Other pictures feature such funky elements as a drunken Shriner riding a pink elephant, a two-headed hula dancer, a miniature Abraham Lincoln, cartoon cats with tattoos, winged eyeballs, and an elderly Olive Oyl as a fashion model. The smallest gallery downstairs is devoted to six works that focus on skull imagery.
Two artists merit a floor all to themselves: The three galleries upstairs showcase two dozen or so pieces by Skot Olsen and W. Kelley Lucas (art director for this paper), two Broward-based artists whose work pretty much runs the lowbrow gamut.
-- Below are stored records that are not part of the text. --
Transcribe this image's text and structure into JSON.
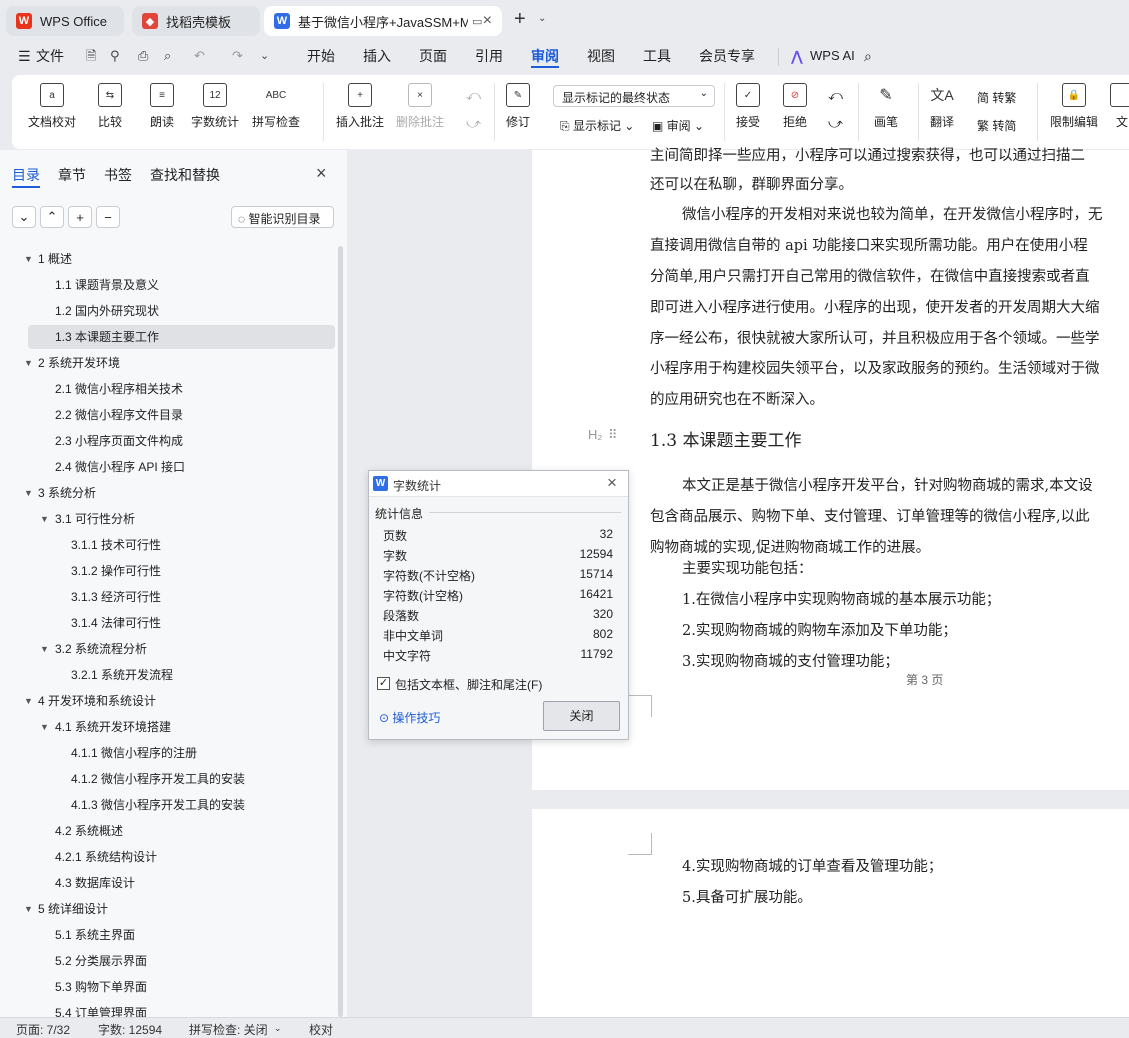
{
  "tabs": {
    "wps": "WPS Office",
    "daoke": "找稻壳模板",
    "doc": "基于微信小程序+JavaSSM+M",
    "new_tab": "+"
  },
  "menu": {
    "file": "文件",
    "items": [
      "开始",
      "插入",
      "页面",
      "引用",
      "审阅",
      "视图",
      "工具",
      "会员专享"
    ],
    "active": "审阅",
    "wps_ai": "WPS AI"
  },
  "ribbon": {
    "doc_check": "文档校对",
    "compare": "比较",
    "read_aloud": "朗读",
    "word_count": "字数统计",
    "spell_check": "拼写检查",
    "insert_comment": "插入批注",
    "delete_comment": "删除批注",
    "revise": "修订",
    "markup_select": "显示标记的最终状态",
    "show_markup": "显示标记",
    "review": "审阅",
    "accept": "接受",
    "reject": "拒绝",
    "pen": "画笔",
    "translate": "翻译",
    "to_traditional": "简 转繁",
    "to_simplified": "繁 转简",
    "restrict_edit": "限制编辑",
    "doc_edit": "文"
  },
  "sidebar": {
    "tabs": [
      "目录",
      "章节",
      "书签",
      "查找和替换"
    ],
    "smart_toc": "智能识别目录",
    "toc": [
      {
        "label": "1  概述",
        "level": 1,
        "arrow": true
      },
      {
        "label": "1.1 课题背景及意义",
        "level": 2
      },
      {
        "label": "1.2  国内外研究现状",
        "level": 2
      },
      {
        "label": "1.3  本课题主要工作",
        "level": 2,
        "selected": true
      },
      {
        "label": "2  系统开发环境",
        "level": 1,
        "arrow": true
      },
      {
        "label": "2.1 微信小程序相关技术",
        "level": 2
      },
      {
        "label": "2.2 微信小程序文件目录",
        "level": 2
      },
      {
        "label": "2.3 小程序页面文件构成",
        "level": 2
      },
      {
        "label": "2.4 微信小程序  API 接口",
        "level": 2
      },
      {
        "label": "3  系统分析",
        "level": 1,
        "arrow": true
      },
      {
        "label": "3.1  可行性分析",
        "level": 2,
        "arrow": true
      },
      {
        "label": "3.1.1  技术可行性",
        "level": 3
      },
      {
        "label": "3.1.2 操作可行性",
        "level": 3
      },
      {
        "label": "3.1.3  经济可行性",
        "level": 3
      },
      {
        "label": "3.1.4  法律可行性",
        "level": 3
      },
      {
        "label": "3.2 系统流程分析",
        "level": 2,
        "arrow": true
      },
      {
        "label": "3.2.1 系统开发流程",
        "level": 3
      },
      {
        "label": "4  开发环境和系统设计",
        "level": 1,
        "arrow": true
      },
      {
        "label": "4.1 系统开发环境搭建",
        "level": 2,
        "arrow": true
      },
      {
        "label": "4.1.1    微信小程序的注册",
        "level": 3
      },
      {
        "label": "4.1.2  微信小程序开发工具的安装",
        "level": 3
      },
      {
        "label": "4.1.3  微信小程序开发工具的安装",
        "level": 3
      },
      {
        "label": "4.2  系统概述",
        "level": 2
      },
      {
        "label": "4.2.1  系统结构设计",
        "level": 2
      },
      {
        "label": "4.3 数据库设计",
        "level": 2
      },
      {
        "label": "5 统详细设计",
        "level": 1,
        "arrow": true
      },
      {
        "label": "5.1 系统主界面",
        "level": 2
      },
      {
        "label": "5.2 分类展示界面",
        "level": 2
      },
      {
        "label": "5.3 购物下单界面",
        "level": 2
      },
      {
        "label": "5.4 订单管理界面",
        "level": 2
      }
    ]
  },
  "document": {
    "page1_lines": [
      "主间简即择一些应用，小程序可以通过搜索获得，也可以通过扫描二",
      "还可以在私聊，群聊界面分享。",
      "微信小程序的开发相对来说也较为简单，在开发微信小程序时，无",
      "直接调用微信自带的  api  功能接口来实现所需功能。用户在使用小程",
      "分简单,用户只需打开自己常用的微信软件，在微信中直接搜索或者直",
      "即可进入小程序进行使用。小程序的出现，使开发者的开发周期大大缩",
      "序一经公布，很快就被大家所认可，并且积极应用于各个领域。一些学",
      "小程序用于构建校园失领平台，以及家政服务的预约。生活领域对于微",
      "的应用研究也在不断深入。"
    ],
    "heading_marker": "H₂",
    "heading": "1.3  本课题主要工作",
    "page1_lines2": [
      "本文正是基于微信小程序开发平台，针对购物商城的需求,本文设",
      "包含商品展示、购物下单、支付管理、订单管理等的微信小程序,以此",
      "购物商城的实现,促进购物商城工作的进展。",
      "主要实现功能包括：",
      "1.在微信小程序中实现购物商城的基本展示功能；",
      "2.实现购物商城的购物车添加及下单功能；",
      "3.实现购物商城的支付管理功能；"
    ],
    "page_label": "第 3 页",
    "page2_lines": [
      "4.实现购物商城的订单查看及管理功能；",
      "5.具备可扩展功能。"
    ]
  },
  "dialog": {
    "title": "字数统计",
    "section": "统计信息",
    "rows": [
      {
        "label": "页数",
        "value": "32"
      },
      {
        "label": "字数",
        "value": "12594"
      },
      {
        "label": "字符数(不计空格)",
        "value": "15714"
      },
      {
        "label": "字符数(计空格)",
        "value": "16421"
      },
      {
        "label": "段落数",
        "value": "320"
      },
      {
        "label": "非中文单词",
        "value": "802"
      },
      {
        "label": "中文字符",
        "value": "11792"
      }
    ],
    "include_checkbox": "包括文本框、脚注和尾注(F)",
    "include_checked": true,
    "tips": "操作技巧",
    "close_button": "关闭"
  },
  "status": {
    "page": "页面: 7/32",
    "words": "字数: 12594",
    "spell": "拼写检查: 关闭",
    "proof": "校对"
  },
  "colors": {
    "accent": "#1c5cd8",
    "wps_red": "#e8341c",
    "daoke_red": "#e0463a",
    "doc_blue": "#2f6ee6"
  }
}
Lucas has a knack for long, Daliesque titles that bear little reference to the content of the image. His The Unwitting Recipient of D. Julias' DNA and the Indistinguishable Difference Between Bedtime and Malaise (1995), for example, is a large acrylic on canvas that veers more sharply in the direction of abstraction than most lowbrow art.
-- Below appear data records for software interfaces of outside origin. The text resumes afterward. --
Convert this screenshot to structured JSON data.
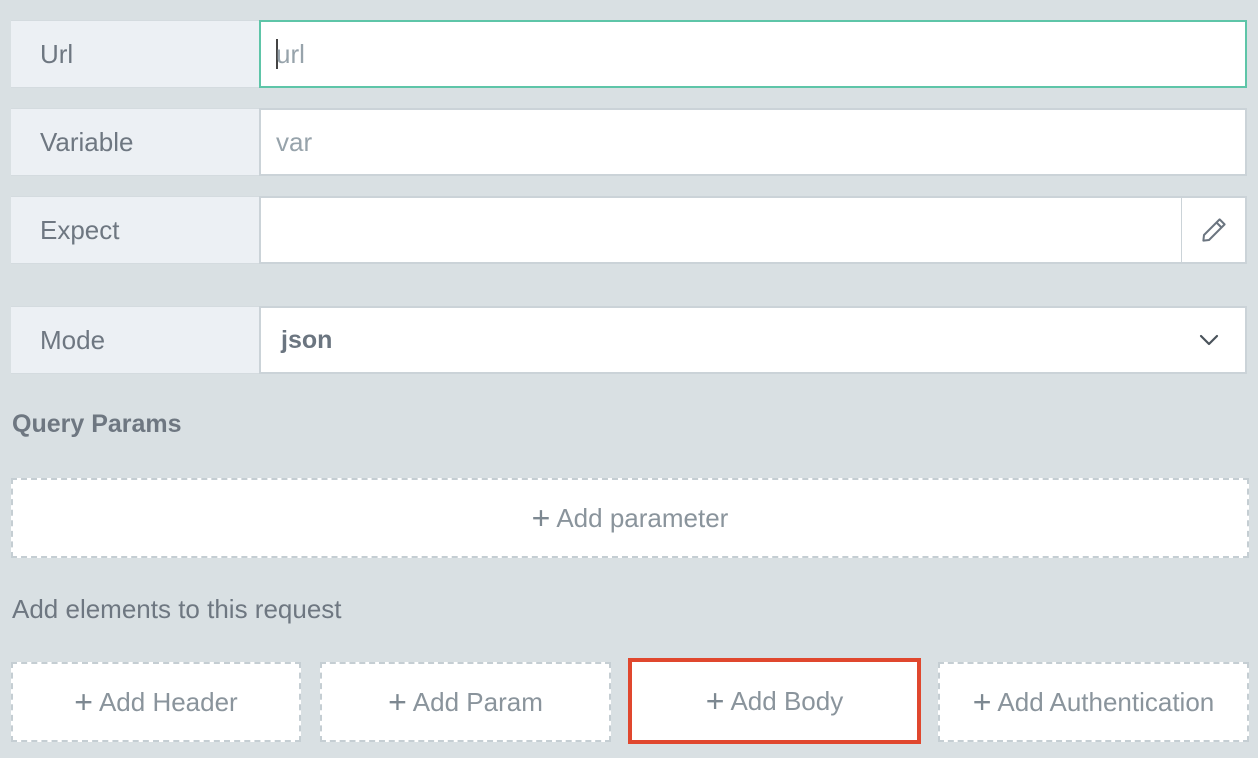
{
  "fields": {
    "url": {
      "label": "Url",
      "placeholder": "url",
      "value": ""
    },
    "variable": {
      "label": "Variable",
      "placeholder": "var",
      "value": ""
    },
    "expect": {
      "label": "Expect",
      "value": ""
    },
    "mode": {
      "label": "Mode",
      "value": "json"
    }
  },
  "query_params": {
    "title": "Query Params",
    "add_label": "Add parameter"
  },
  "elements": {
    "hint": "Add elements to this request",
    "buttons": [
      {
        "label": "Add Header"
      },
      {
        "label": "Add Param"
      },
      {
        "label": "Add Body"
      },
      {
        "label": "Add Authentication"
      }
    ]
  },
  "icons": {
    "edit": "pencil-icon",
    "dropdown": "chevron-down-icon",
    "add": "plus-icon"
  },
  "colors": {
    "background": "#d9e0e3",
    "focus_border": "#5ec5a8",
    "highlight": "#e0472e"
  }
}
But Lucas also has a mordantly funny side. In Ascension of the Potato's Wife (2000), he portrays a mourning Mr. Potato Head and four vegetable friends gathered around the grave of Mrs. Head, while her spirit, in the form of a winged cartoon of French fries, rises heavenward. And his Mother (1999) is an unsettling sick joke of a portrait consisting of a head with two large, unmatched eyeballs and, instead of a nose and mouth, a long, oozing vagina.
Olsen's pieces are typically more cluttered, more ambiguous, and often downright surreal. It's as if he crams as much pop culture as he can get his hands on into a blender and lets it spew out in weird new combinations. Thrills! Pills! And Grills! (1998) plays havoc with the story of Saint George and the dragon by putting a young, leather-clad Elvis on the back of an old, fat Elvis, confronting a dragon wearing a chef's hat and spewing pills from its mouth. The dragon's back is an open charcoal grill, and instead of a lance, the young Elvis wields a long spatula.
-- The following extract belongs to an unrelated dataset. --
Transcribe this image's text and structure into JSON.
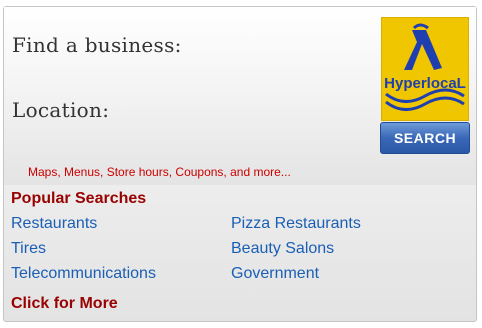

With The Facts of Life (1999), Olsen serves up a wry commentary on the misinformation that's usually part of a teenager's understanding of sex. A pimply boy with braces stands lost in a sea of garbled imagery, including a bee and a hummingbird copulating and various diagrams of the female reproductive system. Olsen also dabbles in disturbing religious imagery, as in Satan (1998), in which he juxtaposes the title figure, portrayed as a large, hideous goat man, with a cleric presiding over the executions of two women, one hanged, the other burning at the stake.
Olsen's artist's statement upstairs includes a good overview of much lowbrow art: "My artwork is a product of both horror and humor. For as long as I can remember, I have loved monsters. I don't mean the ones in movies so much, but the real ones. Huge, creeping shapes in deep oceans, predatory insects hunting with multiple eyes and fangs, escaped lunatics thirsty for blood.
"I view life through darkened glasses, not looking up at its smiling face, but rather, downward at its slimy underbelly."
Is the Art and Culture Center courting controversy with the funny but intentionally shocking works in this show? Probably. A lot of humorless people can't seem to resist getting offended. And those are exactly the people who should stay home when an exhibition like this comes to town.